Isn’t it about time for the grown ups to take over Palm Beach society?
That question shouldn’t shield the overarching fact that Palm Beach is home to some of the world’s most generous people.
It’s just that a few judgment calls are beneath some of the philanthropists who make them, and give the false impression they might be petty, selfish and provincial.
Case in point: A handful of gala chairs this season have allowed themselves to be led by the nose by the Palm Beach Daily News (the so-called Shiny Sheet) — thus costing the medical research, homeless and animal charities it’s supposed to raise money for untold damages.
In the non-profit business, you see, exposure translates into cold, hard cash.
And when exposure is being used as a weapon by the Shiny Sheet, everybody loses.
Here’s what’s going on:
The dying newspaper’s columnist, Shannon Donnelly, is talking society mavens who are often unwise to the correlation between exposure and revenues, into declaring their black-tie galas off-limits to other media.
That includes television stations and websites like Gossip Extra.
What happens if an event is open to all news organizations?
Donnelly might not show up to do her job, which automatically places in-depth coverage of the event in the back of the line — or off the paper’s agenda.
Leadership asleep at the switch
In making her request, Donnelly breaks so many newspaper business rules that it’s hard to figure out where to begin. And she makes all journalists look bad.
In some circles, you see, trading on or withholding coverage of a legitimate news event fits the definition of blackmail. And incompetence.
Publisher Joyce Reingold won’t comment outside of: “We cover as many events as possible each season, regardless of whether or not other media are in attendance.”
So it’s unclear whether she knows, or cares about, or understands Donnelly’s dirty deals with otherwise honorable institutions like the LIFE Foundation, the American Red Cross and even the Palm Beach Zoo.
All three stupidly caved to Donnelly.
It was partly because they worried that their photos wouldn’t appear in the Shiny Sheet, partly because they thought the lack of coverage by the paper would hurt their cause.
Other groups told Donnelly to go fly a kite — and are not worse off for it. Those included the organizers of balls for the Police Foundation, Susan G. Komen For the Cure and the Leukemia & Lymphoma Society.
All raised record amounts of well over $1 million!
To be sure, there is something poetic about multi-millionaires like Lois Pope figuratively kneeling before someone like Donnelly, a wardrobe-challenged woman who lives in a $112,500-condo bought with the settlement money from plastic surgery gone awry.
There’s something strangely attractive about proud one-percenters lending a lowly hack the power to pick who does, and doesn’t, attend its functions.
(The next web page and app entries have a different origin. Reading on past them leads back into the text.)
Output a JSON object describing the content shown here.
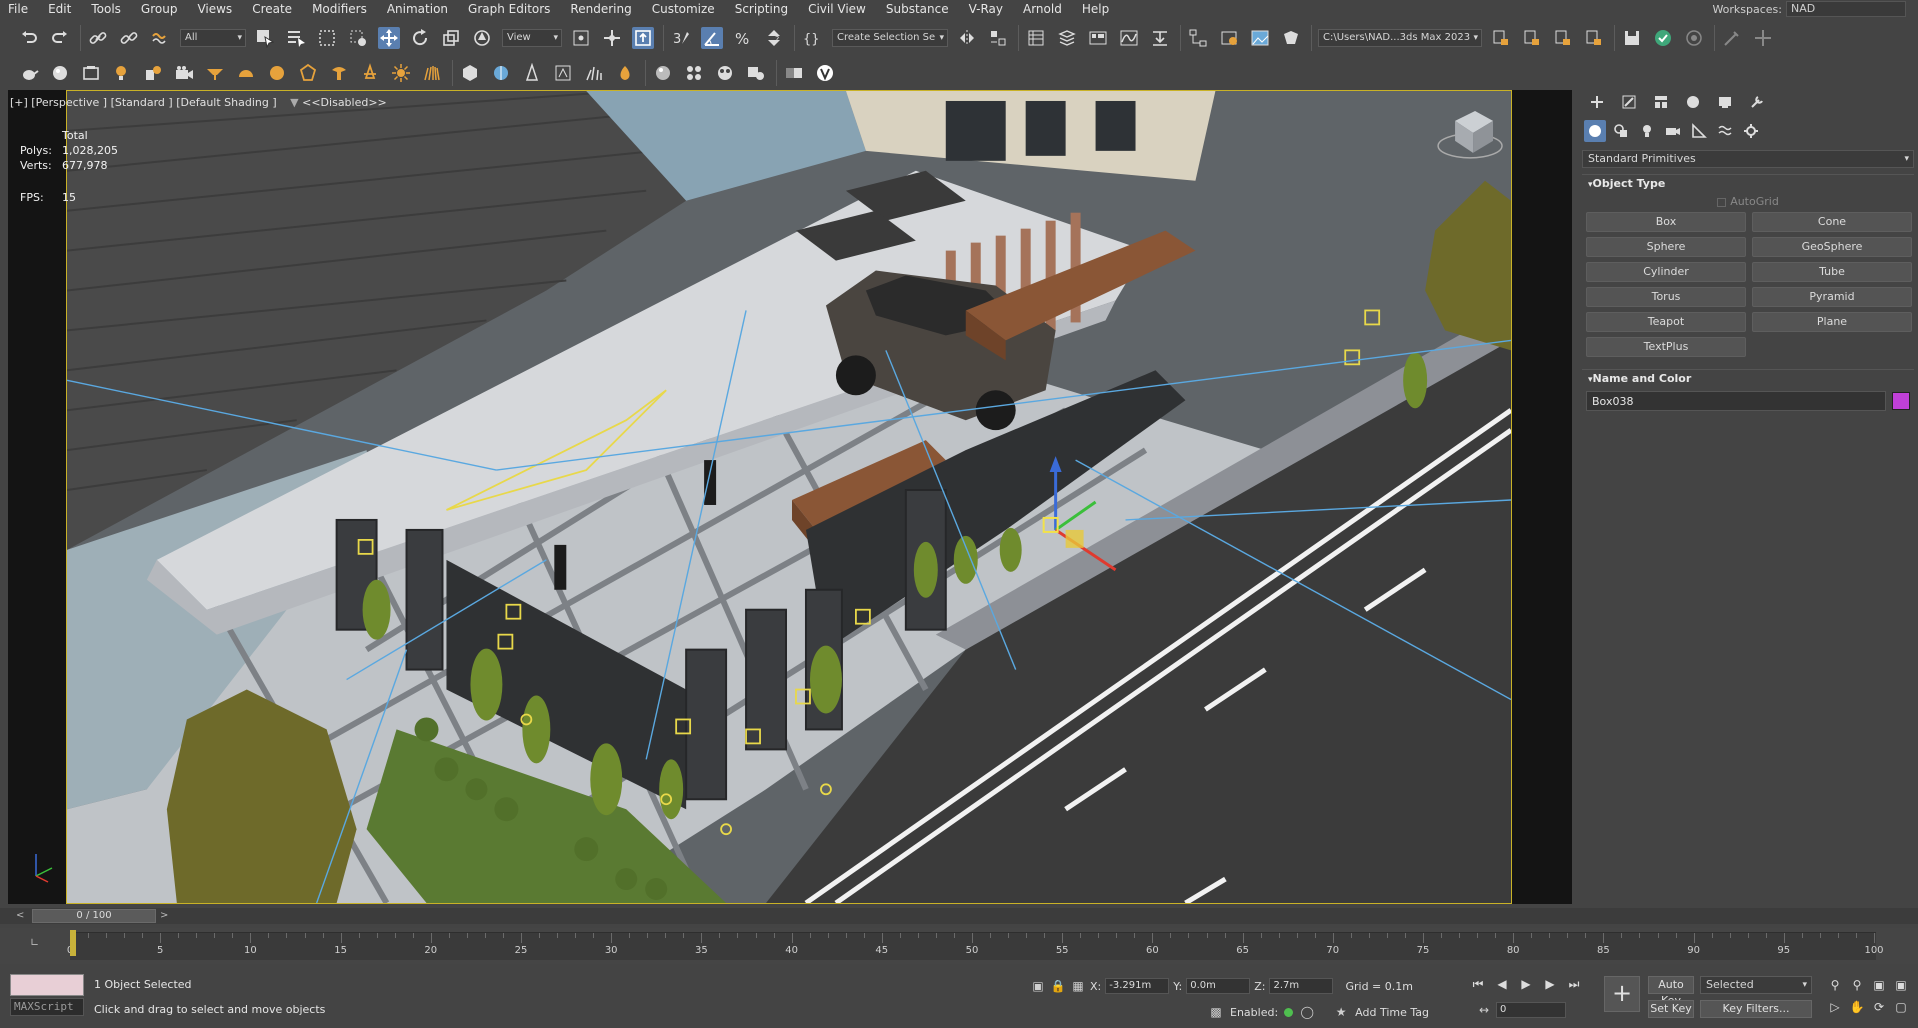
{
  "menu": [
    "File",
    "Edit",
    "Tools",
    "Group",
    "Views",
    "Create",
    "Modifiers",
    "Animation",
    "Graph Editors",
    "Rendering",
    "Customize",
    "Scripting",
    "Civil View",
    "Substance",
    "V-Ray",
    "Arnold",
    "Help"
  ],
  "workspace": {
    "label": "Workspaces:",
    "value": "NAD"
  },
  "toolbar": {
    "filter_dropdown": "All",
    "ref_coord_dropdown": "View",
    "selection_set_dropdown": "Create Selection Se",
    "project_path": "C:\\Users\\NAD...3ds Max 2023"
  },
  "viewport": {
    "label": "[+] [Perspective ] [Standard ] [Default Shading ]",
    "filter_label": "<<Disabled>>",
    "stats": {
      "total_label": "Total",
      "polys_label": "Polys:",
      "polys_value": "1,028,205",
      "verts_label": "Verts:",
      "verts_value": "677,978",
      "fps_label": "FPS:",
      "fps_value": "15"
    }
  },
  "command_panel": {
    "primitives_dropdown": "Standard Primitives",
    "object_type_title": "Object Type",
    "autogrid_label": "AutoGrid",
    "primitives": [
      "Box",
      "Cone",
      "Sphere",
      "GeoSphere",
      "Cylinder",
      "Tube",
      "Torus",
      "Pyramid",
      "Teapot",
      "Plane",
      "TextPlus"
    ],
    "name_color_title": "Name and Color",
    "object_name": "Box038",
    "object_color": "#c040d8"
  },
  "timeline": {
    "frame_display": "0 / 100",
    "prev_arrow": "<",
    "next_arrow": ">",
    "ticks": [
      "0",
      "5",
      "10",
      "15",
      "20",
      "25",
      "30",
      "35",
      "40",
      "45",
      "50",
      "55",
      "60",
      "65",
      "70",
      "75",
      "80",
      "85",
      "90",
      "95",
      "100"
    ]
  },
  "status": {
    "maxscript_label": "MAXScript",
    "selection_text": "1 Object Selected",
    "prompt_text": "Click and drag to select and move objects",
    "x_label": "X:",
    "x_value": "-3.291m",
    "y_label": "Y:",
    "y_value": "0.0m",
    "z_label": "Z:",
    "z_value": "2.7m",
    "grid_text": "Grid = 0.1m",
    "enabled_label": "Enabled:",
    "add_time_tag": "Add Time Tag",
    "auto_key": "Auto Key",
    "set_key": "Set Key",
    "key_mode_dropdown": "Selected",
    "key_filters": "Key Filters...",
    "current_frame": "0"
  },
  "colors": {
    "selection_yellow": "#c9b227",
    "active_blue": "#5a7fb0",
    "ui_background": "#444444"
  }
}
For those of you who do not know Donnelly, writer Laurence Leamer demystified her role three years ago in his tome about Palm Beach, Madness Under The Royal Palms.
Among other goodies, Leamer wrote about Donnelly allegedly accepting lavish gifts from her sources.
And he hinted that the purpose of her 2001 wedding to a much older man was to collect more expensive gifts without raising suspicion — something that would have cause her firing from 99.9 percent of legitimate news outlets.
In case you’re wondering, Donnelly continues to breach journalistic ethics and the rules of the paper’s owners on a weekly basis with Reingold’s blessing.
This season, she’s on track to accept 25 to 30 tickets into lavish Palm Beach feasts.
Each ticket is worth between $750 and $1,000, and neither Donnelly nor the Shiny Sheet will be asked to pony up for the lobster, caviar, steak and expensive wines consumed by their employee.
“We don’t pay for access,” Reingold proudly wrote in an email.
That’s fine and dandy — then stop leaning on charities to give up valuable coverage.
Because eventually, Palm Beach society will figure out that having a photo in the Shiny Sheet isn’t all it’s made out to be, even after paying dearly for it.